Data records for software interfaces:

-----

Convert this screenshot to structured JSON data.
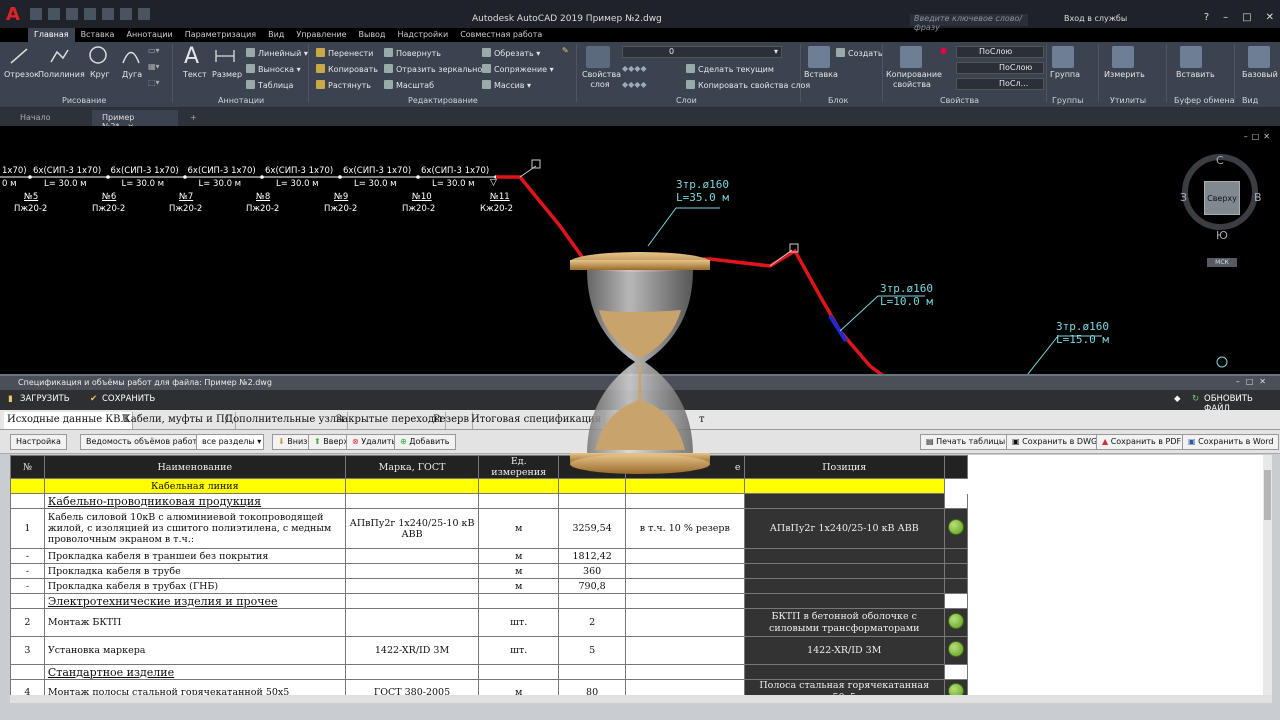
{
  "app": {
    "title": "Autodesk AutoCAD 2019   Пример №2.dwg",
    "search_placeholder": "Введите ключевое слово/фразу",
    "signin": "Вход в службы",
    "logo": "A"
  },
  "menu_tabs": [
    "Главная",
    "Вставка",
    "Аннотации",
    "Параметризация",
    "Вид",
    "Управление",
    "Вывод",
    "Надстройки",
    "Совместная работа"
  ],
  "ribbon": {
    "draw": {
      "line": "Отрезок",
      "polyline": "Полилиния",
      "circle": "Круг",
      "arc": "Дуга",
      "group": "Рисование"
    },
    "annot": {
      "text": "Текст",
      "dim": "Размер",
      "linear": "Линейный",
      "leader": "Выноска",
      "table": "Таблица",
      "group": "Аннотации"
    },
    "modify": {
      "move": "Перенести",
      "rotate": "Повернуть",
      "trim": "Обрезать",
      "copy": "Копировать",
      "mirror": "Отразить зеркально",
      "fillet": "Сопряжение",
      "stretch": "Растянуть",
      "scale": "Масштаб",
      "array": "Массив",
      "group": "Редактирование"
    },
    "layers": {
      "props": "Свойства слоя",
      "layer_value": "0",
      "make_current": "Сделать текущим",
      "match_layer": "Копировать свойства слоя",
      "group": "Слои"
    },
    "block": {
      "insert": "Вставка",
      "create": "Создать",
      "group": "Блок"
    },
    "props": {
      "match": "Копирование свойства",
      "bylayer1": "ПоСлою",
      "bylayer2": "ПоСлою",
      "bylayer3": "ПоСл...",
      "group": "Свойства"
    },
    "groups": {
      "group_btn": "Группа",
      "group": "Группы"
    },
    "utils": {
      "measure": "Измерить",
      "group": "Утилиты"
    },
    "clip": {
      "paste": "Вставить",
      "group": "Буфер обмена"
    },
    "view": {
      "base": "Базовый",
      "group": "Вид"
    }
  },
  "doc_tabs": {
    "start": "Начало",
    "file": "Пример №2*"
  },
  "viewcube": {
    "north": "С",
    "south": "Ю",
    "west": "З",
    "east": "В",
    "face": "Сверху",
    "ucs": "МСК"
  },
  "drawing": {
    "cable_labels": [
      "6х(СИП-3 1х70)",
      "6х(СИП-3 1х70)",
      "6х(СИП-3 1х70)",
      "6х(СИП-3 1х70)",
      "6х(СИП-3 1х70)",
      "6х(СИП-3 1х70)"
    ],
    "cable_lengths": [
      "L= 30.0 м",
      "L= 30.0 м",
      "L= 30.0 м",
      "L= 30.0 м",
      "L= 30.0 м",
      "L= 30.0 м"
    ],
    "partial_left_top": "1х70)",
    "partial_left_bottom": "0 м",
    "pole_numbers": [
      "№5",
      "№6",
      "№7",
      "№8",
      "№9",
      "№10",
      "№11"
    ],
    "pole_types": [
      "Пж20-2",
      "Пж20-2",
      "Пж20-2",
      "Пж20-2",
      "Пж20-2",
      "Пж20-2",
      "Кж20-2"
    ],
    "pipes": [
      {
        "name": "3тр.ø160",
        "len": "L=35.0 м"
      },
      {
        "name": "3тр.ø160",
        "len": "L=10.0 м"
      },
      {
        "name": "3тр.ø160",
        "len": "L=15.0 м"
      }
    ],
    "colors": {
      "route": "#e0151b",
      "labels": "#ffffff",
      "pipe_labels": "#7ad6e0",
      "segment": "#1c2bd6"
    }
  },
  "spec": {
    "title": "Спецификация и объёмы работ для файла: Пример №2.dwg",
    "load": "ЗАГРУЗИТЬ",
    "save": "СОХРАНИТЬ",
    "refresh": "ОБНОВИТЬ ФАЙЛ",
    "tabs": [
      "Исходные данные КВЛ",
      "Кабели, муфты и ПС",
      "Дополнительные узлы",
      "Закрытые переходы",
      "Резерв",
      "Итоговая спецификация",
      "т"
    ],
    "toolbar": {
      "settings": "Настройка",
      "statement": "Ведомость объёмов работ",
      "sections": "все разделы",
      "down": "Вниз",
      "up": "Вверх",
      "delete": "Удалить",
      "add": "Добавить",
      "print": "Печать таблицы",
      "save_dwg": "Сохранить в DWG",
      "save_pdf": "Сохранить в PDF",
      "save_word": "Сохранить в Word"
    },
    "headers": [
      "№",
      "Наименование",
      "Марка, ГОСТ",
      "Ед. измерения",
      "Ко",
      "е",
      "Позиция"
    ],
    "category": "Кабельная линия",
    "rows": [
      {
        "type": "section",
        "name": "Кабельно-проводниковая продукция"
      },
      {
        "type": "item",
        "num": "1",
        "name": "Кабель силовой 10кВ с алюминиевой токопроводящей жилой, с изоляцией из сшитого полиэтилена, с медным проволочным экраном в т.ч.:",
        "mark": "АПвПу2г 1х240/25-10 кВ АВВ",
        "unit": "м",
        "qty": "3259,54",
        "note": "в т.ч. 10 % резерв",
        "pos": "АПвПу2г 1х240/25-10 кВ АВВ",
        "ok": true,
        "h": 40
      },
      {
        "type": "item",
        "num": "-",
        "name": "Прокладка кабеля в траншеи без покрытия",
        "mark": "",
        "unit": "м",
        "qty": "1812,42",
        "note": "",
        "pos": "",
        "ok": false,
        "h": 15
      },
      {
        "type": "item",
        "num": "-",
        "name": "Прокладка кабеля в трубе",
        "mark": "",
        "unit": "м",
        "qty": "360",
        "note": "",
        "pos": "",
        "ok": false,
        "h": 15
      },
      {
        "type": "item",
        "num": "-",
        "name": "Прокладка кабеля в трубах (ГНБ)",
        "mark": "",
        "unit": "м",
        "qty": "790,8",
        "note": "",
        "pos": "",
        "ok": false,
        "h": 15
      },
      {
        "type": "section",
        "name": "Электротехнические изделия и прочее"
      },
      {
        "type": "item",
        "num": "2",
        "name": "Монтаж БКТП",
        "mark": "",
        "unit": "шт.",
        "qty": "2",
        "note": "",
        "pos": "БКТП в бетонной оболочке с силовыми трансформаторами",
        "ok": true,
        "h": 28
      },
      {
        "type": "item",
        "num": "3",
        "name": "Установка маркера",
        "mark": "1422-XR/ID 3M",
        "unit": "шт.",
        "qty": "5",
        "note": "",
        "pos": "1422-XR/ID 3M",
        "ok": true,
        "h": 28
      },
      {
        "type": "section",
        "name": "Стандартное изделие"
      },
      {
        "type": "item",
        "num": "4",
        "name": "Монтаж полосы стальной горячекатанной 50х5",
        "mark": "ГОСТ 380-2005",
        "unit": "м",
        "qty": "80",
        "note": "",
        "pos": "Полоса стальная горячекатанная 50х5",
        "ok": true,
        "h": 24
      }
    ]
  }
}
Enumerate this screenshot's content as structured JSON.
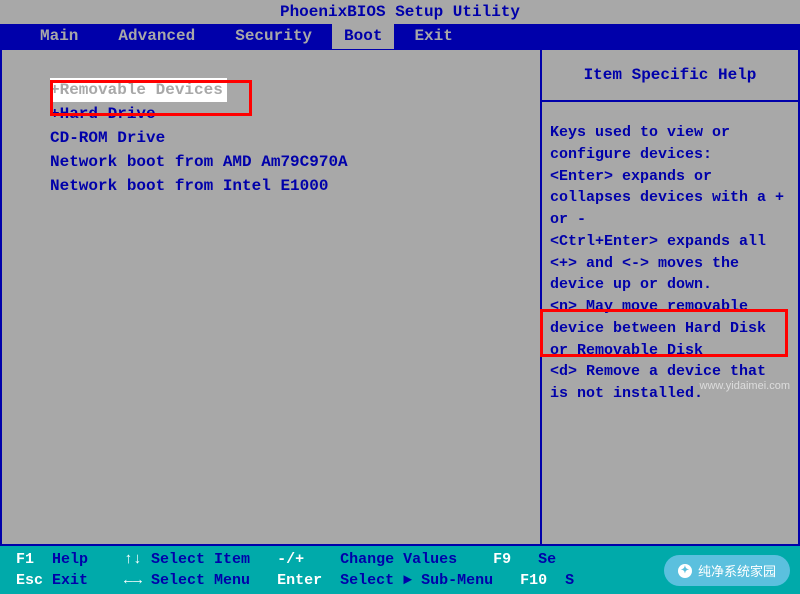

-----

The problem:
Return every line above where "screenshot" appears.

Answer space:
Convert this screenshot to structured JSON data.
Enumerate this screenshot's content as structured JSON.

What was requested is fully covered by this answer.